‘Hungover’ author on the one thing you can do to actually cure a hangover
Hangovers are as old as time, and so are the remedies.
“There’s the ancient Anglo-Saxon remedy of putting hemlock in your socks and walking around all day. There’s an old Puerto Rican cure involving putting a wedge of a lime in your armpit and squeezing it,” said Shaughnessy Bishop Stall, author of the new book “Hungover: The Morning After and One Man’s Quest For a Cure.”
Stall spent the last decade getting drunk and testing hangover cures, from ancient to modern, to determine if any of them actually work. To understand some of the remedies, you first have to understand what a hangover actually is physiologically.
To summarize, Stall says your body’s immune system overreacts to fight against what it considers dangerous toxicity. One of the biggest symptoms is intense inflammation of your cells and internal organs, making it nearly impossible to retain liquids and nutrients.
Stall says if you’ve ever eaten a big greasy spoon diner breakfast the morning after a night out, you’re on the right track to recovery.
“If you look at what we’ve been eating for breakfast for thousands of years, throughout western history, it’s always had to do with eggs. It turns out that chicken eggs have an amino acid in them which is as about as close as I’ve come to a magical ingredient when it comes to curing hangovers.”

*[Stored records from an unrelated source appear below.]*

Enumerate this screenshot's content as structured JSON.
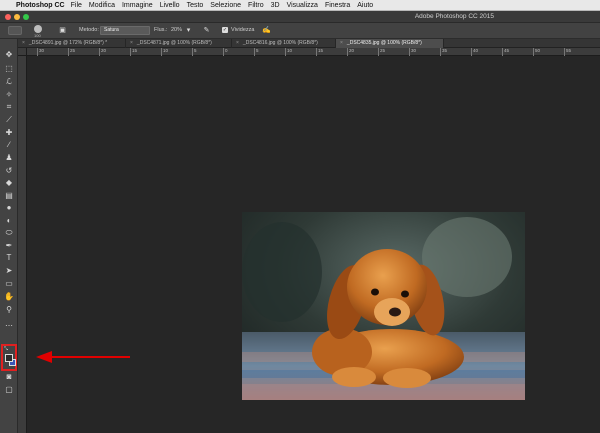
{
  "menubar": {
    "app_name": "Photoshop CC",
    "items": [
      "File",
      "Modifica",
      "Immagine",
      "Livello",
      "Testo",
      "Selezione",
      "Filtro",
      "3D",
      "Visualizza",
      "Finestra",
      "Aiuto"
    ]
  },
  "window": {
    "title": "Adobe Photoshop CC 2015"
  },
  "options": {
    "brush_size": "100",
    "method_label": "Metodo:",
    "method_value": "Satura",
    "flow_label": "Flus.:",
    "flow_value": "20%",
    "vibrance_label": "Vividezza",
    "vibrance_checked": true
  },
  "tabs": [
    {
      "label": "_DSC4891.jpg @ 172% (RGB/8*) *",
      "active": false
    },
    {
      "label": "_DSC4871.jpg @ 100% (RGB/8*)",
      "active": false
    },
    {
      "label": "_DSC4816.jpg @ 100% (RGB/8*)",
      "active": false
    },
    {
      "label": "_DSC4835.jpg @ 100% (RGB/8*)",
      "active": true
    }
  ],
  "ruler": {
    "labels": [
      "30",
      "25",
      "20",
      "15",
      "10",
      "5",
      "0",
      "5",
      "10",
      "15",
      "20",
      "25",
      "30",
      "35",
      "40",
      "45",
      "50",
      "55"
    ]
  },
  "tools": [
    "move-icon",
    "marquee-icon",
    "lasso-icon",
    "quick-select-icon",
    "crop-icon",
    "eyedropper-icon",
    "healing-icon",
    "brush-icon",
    "stamp-icon",
    "history-brush-icon",
    "eraser-icon",
    "gradient-icon",
    "blur-icon",
    "dodge-icon",
    "sponge-icon",
    "pen-icon",
    "type-icon",
    "path-select-icon",
    "shape-icon",
    "hand-icon",
    "zoom-icon",
    "more-icon"
  ],
  "colors": {
    "foreground": "#2b2b2b",
    "background": "#3a56b8",
    "highlight": "#e02020"
  }
}
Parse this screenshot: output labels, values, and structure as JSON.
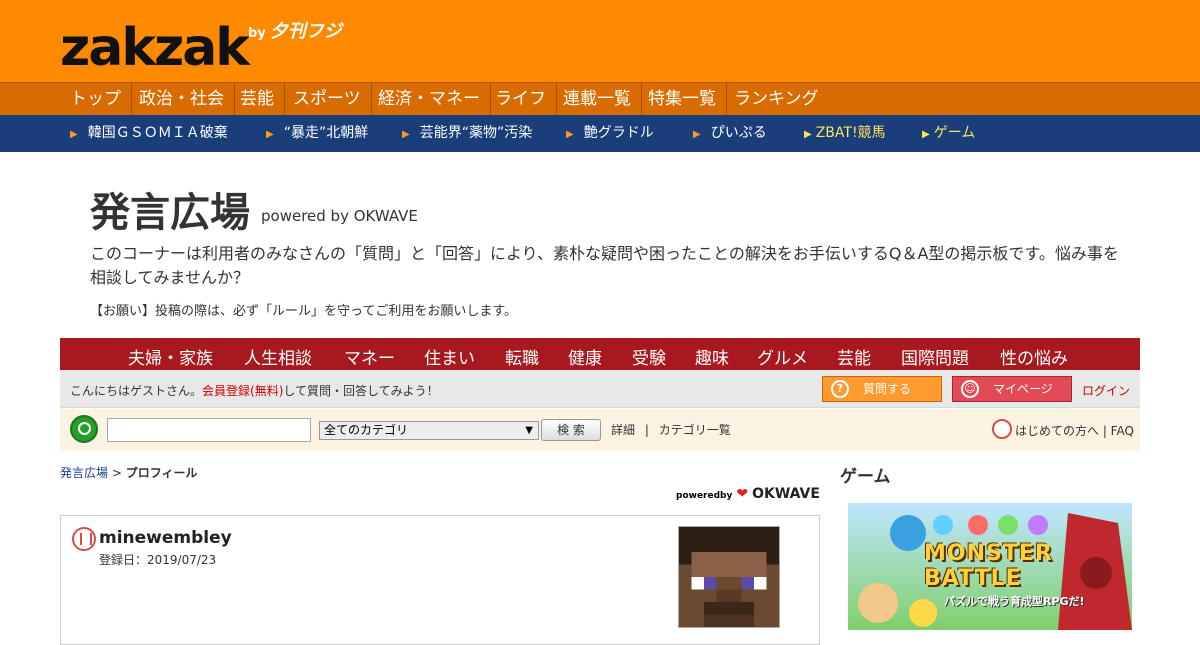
{
  "header": {
    "logo": "zakzak",
    "byline": "by",
    "brand": "夕刊フジ"
  },
  "nav_main": [
    "トップ",
    "政治・社会",
    "芸能",
    "スポーツ",
    "経済・マネー",
    "ライフ",
    "連載一覧",
    "特集一覧",
    "ランキング"
  ],
  "nav_topics": [
    "韓国ＧＳＯＭＩＡ破棄",
    "“暴走”北朝鮮",
    "芸能界“薬物”汚染",
    "艶グラドル",
    "ぴいぷる",
    "ZBAT!競馬",
    "ゲーム"
  ],
  "page": {
    "title": "発言広場",
    "powered": "powered by OKWAVE",
    "intro": "このコーナーは利用者のみなさんの「質問」と「回答」により、素朴な疑問や困ったことの解決をお手伝いするQ＆A型の掲示板です。悩み事を相談してみませんか？",
    "notice": "【お願い】投稿の際は、必ず「ルール」を守ってご利用をお願いします。"
  },
  "categories": [
    "夫婦・家族",
    "人生相談",
    "マネー",
    "住まい",
    "転職",
    "健康",
    "受験",
    "趣味",
    "グルメ",
    "芸能",
    "国際問題",
    "性の悩み"
  ],
  "greeting": {
    "prefix": "こんにちはゲストさん。",
    "link": "会員登録(無料)",
    "suffix": "して質問・回答してみよう！",
    "ask_button": "質問する",
    "mypage_button": "マイページ",
    "login": "ログイン"
  },
  "search": {
    "input_value": "",
    "category_selected": "全てのカテゴリ",
    "button": "検 索",
    "detail": "詳細",
    "separator": "|",
    "category_list": "カテゴリ一覧",
    "help": "はじめての方へ | FAQ"
  },
  "breadcrumb": {
    "root": "発言広場",
    "sep": ">",
    "current": "プロフィール"
  },
  "okwave_badge": {
    "powered": "poweredby",
    "brand": "OKWAVE"
  },
  "profile": {
    "username": "minewembley",
    "registered": "登録日：2019/07/23"
  },
  "sidebar": {
    "title": "ゲーム",
    "banner_title": "MONSTER BATTLE",
    "banner_sub": "パズルで戦う育成型RPGだ!"
  }
}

He recommends pairing those eggs with burnt toast.
“You can also look at Victorian chimney sweeps who around Christmastime used to make extra money by selling little pouches of soot that you were supposed to dissolve in warm milk and drink down before getting drunk. If you look at charcoal tablets, which are given to people who overdose in emergency rooms, they have a filtering aspect to them to filter out the toxins in the body.”
And to wash it all down:
“Some electrolytes in order to get your internal organs to start absorbing water again. [That breakfast] definitely helps a lot and will probably cut the time and the degree of suffering sometimes by half. But I would call that treating a hangover rather than curing it,” he advises.
To actually cure a hangover, you must turn to more drastic measures. Stall discovered an actual cure while on a hangover research trip in Las Vegas.
One of the things I did was jump off the Stratosphere which is one of the tallest freestanding buildings in the world. It kind of blew the hangover right out of me. That’s when I started doing more experiments around adrenaline. It seems to entirely reboot my system. Much in the same way it did when I found these glacial lakes to jump into. It’s basically subzero water that should be frozen and so it drives your body into an extreme state of adrenaline, similar to jumping off a tall building. It’s hard to replicate those massive doses of adrenaline without a spike to your veins. But there seems to be a point in which a sort of rebooting affect would happen.
If you don’t have access to that much adrenaline, or can’t be dragged out of bed to jump into a glacial lake, Stall came up with a combination of compounds that are the next best thing. His potion is a mix of amino acid supplements, three very particular Vitamin Bs, some magnesiums, and frankincense, a natural anti-inflammatory that doesn’t tax the liver like Tylenol.
The key is timing: The concoction must be taken between drinking and sleep.